New Bohemians quickly became a fixture on the college rock circuit of the Dallas environs, self-releasing the cassette album It's Like This… in 1986 and earning attention of major record labels. The band signed to Geffen, altered their official name to Edie Brickell & New Bohemians, and headed to Rockfield Studios in Wales to record their first album. During the sessions, Aly was axed by the label, with Chris Whitten taking over drumming duties for a good chunk of the album. The resulting Shooting Rubberbands at the Stars appeared in 1988 and climbed all the way to number four on the Billboard Top 200 thanks to the Top Ten hit "What I Am."
Hiring Matt Chamberlain as their drummer, New Bohemians recorded Ghost of a Dog, which appeared in October 1990. Failing to generate a hit along the lines of "What I Am," Ghost of a Dog quickly stalled the band's momentum, leading to their dissolution shortly after its release.
Brickell married Paul Simon on May 30, 1992 -- the couple met when New Bohemians played Saturday Night Live in November 1988; they would have three children together -- and eased into a solo career with the 1994 release of Picture Perfect Morning. Debuting at 68 on the Billboard Top 200, Picture Perfect Morning generated the modest adult contemporary hit "Good Times," but didn't gain a lot of attention during the peak years of alternative rock. Brickell sat out the remainder of the '90s, resurfacing in 2003 with Volcano, a record produced by Charlie Sexton; it peaked at 188 on the Billboard 200.
The original New Bohemians lineup featuring drummer Brandon Aly reunited to record 2006's Stranger Things with producer Bryce Goggin. Stranger Things featured keyboardist Carter Albrecht, a fellow member of the Dallas alt-rock scene; he died on September 3, 2007 after being shot by his girlfriend's neighbor.
During 2008, Brickell teamed up with Harper Simon -- Paul's son from his first marriage -- to form the Heavy Circles, an indie pop group that released an eponymous album on Dynamite Child that year. Her next project was the Gaddabouts, a band also featuring guitarist Andy Fairweather Low and bassist Pino Palladino. The Gaddabouts released an eponymous album in 2011, followed by Look Out Now! in 2012, before fading away. Brickell teamed with Steve Martin for 2013's Love Has Come for You, a handsome Americana album released on Rounder Records. The album inspired the pair to write the musical Bright Star, which was workshopped in 2013, receiving its world premiere at San Diego's Old Globe Theatre on September 28, 2014. By that point, Brickell and Martin had wrapped up a supporting tour for Love Has Come for You with Martin's bluegrass band, the Steep Canyon Rangers; 2014's Steve Martin and the Steep Canyon Rangers featuring Edie Brickell documented the jaunt. Brickell and Martin quickly followed their first studio album with So Familiar in 2015.

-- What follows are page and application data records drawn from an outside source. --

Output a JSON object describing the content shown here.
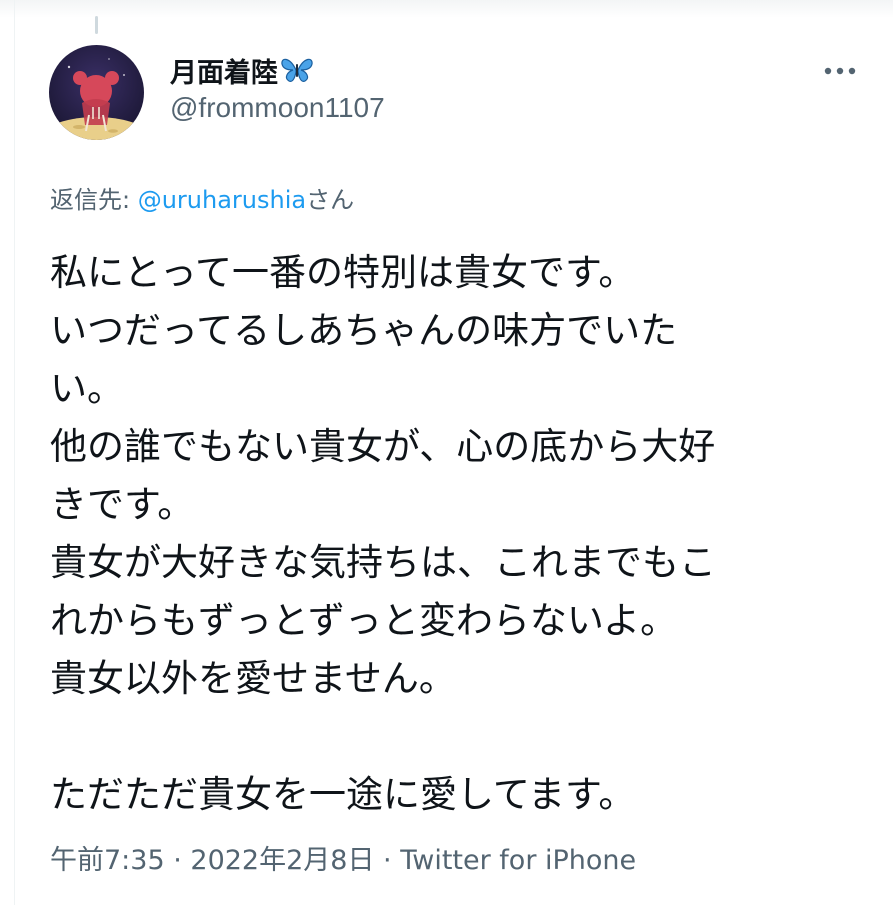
{
  "author": {
    "display_name": "月面着陸",
    "handle": "@frommoon1107",
    "badge_icon": "butterfly-emoji-icon"
  },
  "reply": {
    "prefix": "返信先: ",
    "mention": "@uruharushia",
    "suffix": "さん"
  },
  "tweet": {
    "lines": [
      "私にとって一番の特別は貴女です。",
      "いつだってるしあちゃんの味方でいた",
      "い。",
      "他の誰でもない貴女が、心の底から大好",
      "きです。",
      "貴女が大好きな気持ちは、これまでもこ",
      "れからもずっとずっと変わらないよ。",
      "貴女以外を愛せません。",
      "",
      "ただただ貴女を一途に愛してます。"
    ]
  },
  "meta": {
    "time": "午前7:35",
    "separator": " · ",
    "date": "2022年2月8日",
    "source": "Twitter for iPhone"
  },
  "colors": {
    "primary_text": "#0f1419",
    "secondary_text": "#536471",
    "link": "#1d9bf0",
    "butterfly": "#4aa3e8"
  }
}
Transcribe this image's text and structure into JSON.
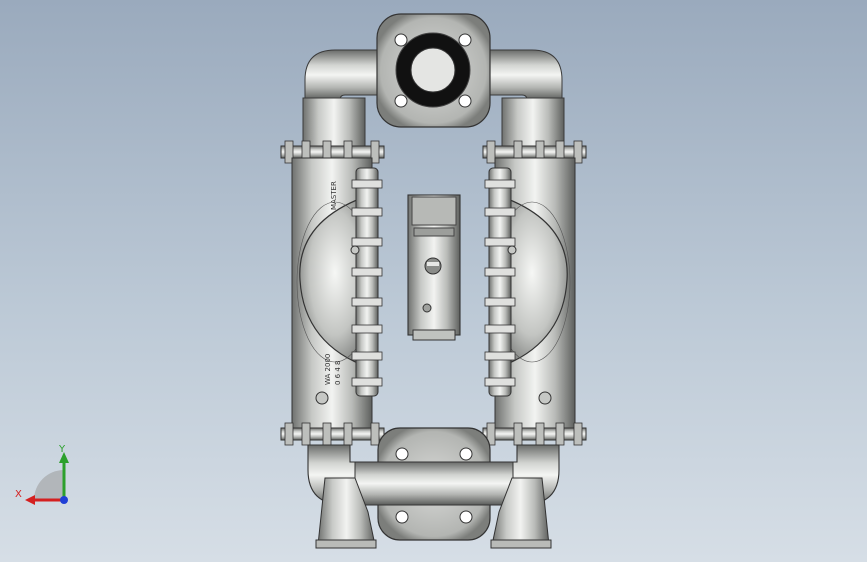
{
  "viewport": {
    "background_top": "#9aaabd",
    "background_bottom": "#d6dee6"
  },
  "model": {
    "type": "air-operated double diaphragm pump",
    "view": "front",
    "material_color": "#c9cbc8",
    "markings": {
      "brand": "MASTER",
      "codes": [
        "WA 2000",
        "0 6 4 8"
      ]
    }
  },
  "triad": {
    "x_label": "X",
    "y_label": "Y",
    "x_color": "#d42020",
    "y_color": "#2ca02c",
    "z_color": "#1f3fd6"
  }
}
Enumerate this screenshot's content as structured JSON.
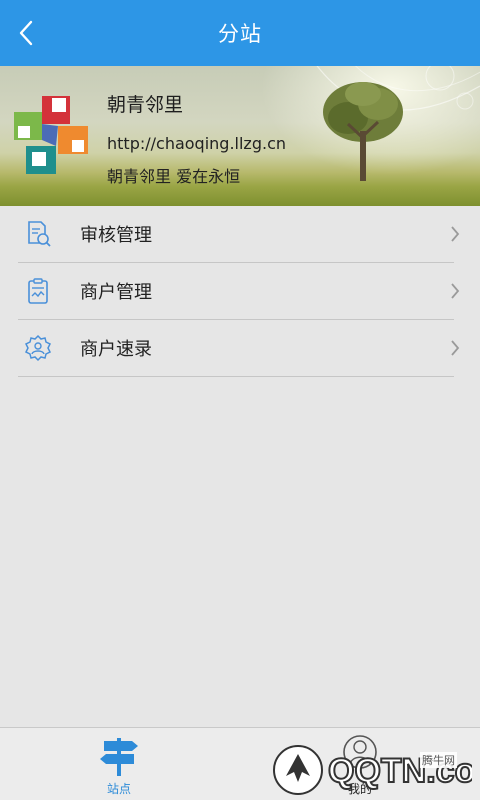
{
  "header": {
    "title": "分站",
    "back_icon": "back-arrow-icon"
  },
  "banner": {
    "name": "朝青邻里",
    "url": "http://chaoqing.llzg.cn",
    "slogan": "朝青邻里 爱在永恒"
  },
  "menu": [
    {
      "label": "审核管理",
      "icon": "audit-document-icon"
    },
    {
      "label": "商户管理",
      "icon": "clipboard-icon"
    },
    {
      "label": "商户速录",
      "icon": "gear-people-icon"
    }
  ],
  "tabbar": {
    "tabs": [
      {
        "label": "站点",
        "icon": "signpost-icon",
        "active": true
      },
      {
        "label": "我的",
        "icon": "user-icon",
        "active": false
      }
    ]
  },
  "watermark": {
    "brand": "QQTN.com",
    "sub": "腾牛网"
  },
  "colors": {
    "primary": "#2d96e6",
    "background": "#e6e6e6",
    "active_tab": "#2d8bd8"
  }
}
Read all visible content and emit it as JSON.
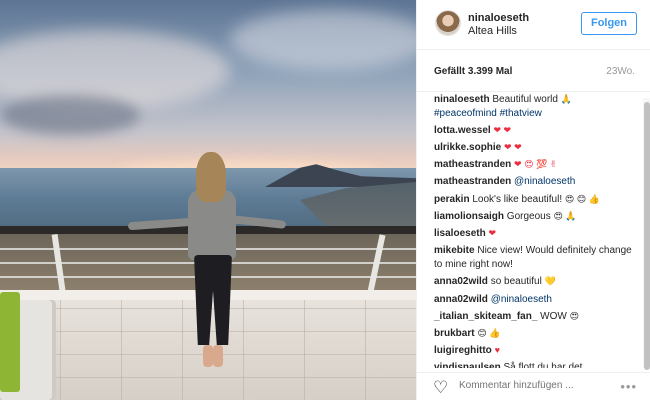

Edie Brickell & New Bohemians reunited in 2017 for a series of live shows benefitting the Oak Cliff school La Rondalla. These shows sparked the group to write and record Rocket, which was released in October 2018. Three years later the band returned with their fifth full-length effort, Hunter and the Dog Star. ~ Stephen Thomas Erlewine